## PROBLEM TO WORK ON
Go through the entries below and copy every line that holds the word "icon".

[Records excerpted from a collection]
######

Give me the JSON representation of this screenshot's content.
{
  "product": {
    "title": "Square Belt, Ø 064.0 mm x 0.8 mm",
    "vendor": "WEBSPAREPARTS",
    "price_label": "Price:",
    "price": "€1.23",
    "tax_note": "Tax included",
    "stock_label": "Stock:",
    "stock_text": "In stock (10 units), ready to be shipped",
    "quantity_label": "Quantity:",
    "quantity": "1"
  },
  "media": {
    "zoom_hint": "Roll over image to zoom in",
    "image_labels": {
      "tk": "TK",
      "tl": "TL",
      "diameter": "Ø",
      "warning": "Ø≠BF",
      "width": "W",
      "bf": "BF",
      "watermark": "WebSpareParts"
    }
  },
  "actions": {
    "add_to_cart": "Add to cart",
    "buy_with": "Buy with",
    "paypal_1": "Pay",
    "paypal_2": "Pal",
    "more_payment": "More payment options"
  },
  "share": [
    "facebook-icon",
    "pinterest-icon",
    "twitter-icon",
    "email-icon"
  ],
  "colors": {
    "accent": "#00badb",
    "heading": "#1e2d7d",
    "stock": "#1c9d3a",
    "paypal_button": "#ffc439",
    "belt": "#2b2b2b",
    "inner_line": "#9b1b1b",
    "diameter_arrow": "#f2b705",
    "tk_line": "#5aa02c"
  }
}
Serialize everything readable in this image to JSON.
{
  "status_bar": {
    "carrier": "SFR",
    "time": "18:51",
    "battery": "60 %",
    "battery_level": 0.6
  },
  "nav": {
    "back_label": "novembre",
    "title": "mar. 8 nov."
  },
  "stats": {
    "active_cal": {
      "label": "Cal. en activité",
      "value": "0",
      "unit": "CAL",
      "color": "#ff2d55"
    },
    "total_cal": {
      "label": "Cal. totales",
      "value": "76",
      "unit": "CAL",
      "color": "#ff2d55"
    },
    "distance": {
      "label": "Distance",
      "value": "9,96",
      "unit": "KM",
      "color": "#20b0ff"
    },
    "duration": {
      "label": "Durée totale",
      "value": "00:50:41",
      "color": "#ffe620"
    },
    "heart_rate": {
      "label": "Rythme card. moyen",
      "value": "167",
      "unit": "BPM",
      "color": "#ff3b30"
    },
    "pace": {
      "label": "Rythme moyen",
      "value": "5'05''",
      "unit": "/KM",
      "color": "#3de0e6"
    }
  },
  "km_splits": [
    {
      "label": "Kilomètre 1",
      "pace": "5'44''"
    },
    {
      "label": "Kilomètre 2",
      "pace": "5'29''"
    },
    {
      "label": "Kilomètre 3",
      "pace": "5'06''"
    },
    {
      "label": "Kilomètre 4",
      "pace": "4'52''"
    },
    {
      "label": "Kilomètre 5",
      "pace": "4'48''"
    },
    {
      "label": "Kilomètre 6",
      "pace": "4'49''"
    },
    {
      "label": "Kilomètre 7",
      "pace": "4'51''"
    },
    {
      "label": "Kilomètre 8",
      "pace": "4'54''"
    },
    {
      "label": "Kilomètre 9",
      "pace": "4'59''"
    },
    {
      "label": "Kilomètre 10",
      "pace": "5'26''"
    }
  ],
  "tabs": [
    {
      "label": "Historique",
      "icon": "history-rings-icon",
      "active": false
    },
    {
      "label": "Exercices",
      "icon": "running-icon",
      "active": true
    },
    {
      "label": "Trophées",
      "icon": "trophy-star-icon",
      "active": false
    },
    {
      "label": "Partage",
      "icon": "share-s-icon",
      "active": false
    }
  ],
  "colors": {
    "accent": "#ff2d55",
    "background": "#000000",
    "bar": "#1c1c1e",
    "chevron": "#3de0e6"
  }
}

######

## ANSWER FOR THIS EXERCISE
    "facebook-icon",
    "pinterest-icon",
    "twitter-icon",
    "email-icon"
      "icon": "history-rings-icon",
      "icon": "running-icon",
      "icon": "trophy-star-icon",
      "icon": "share-s-icon",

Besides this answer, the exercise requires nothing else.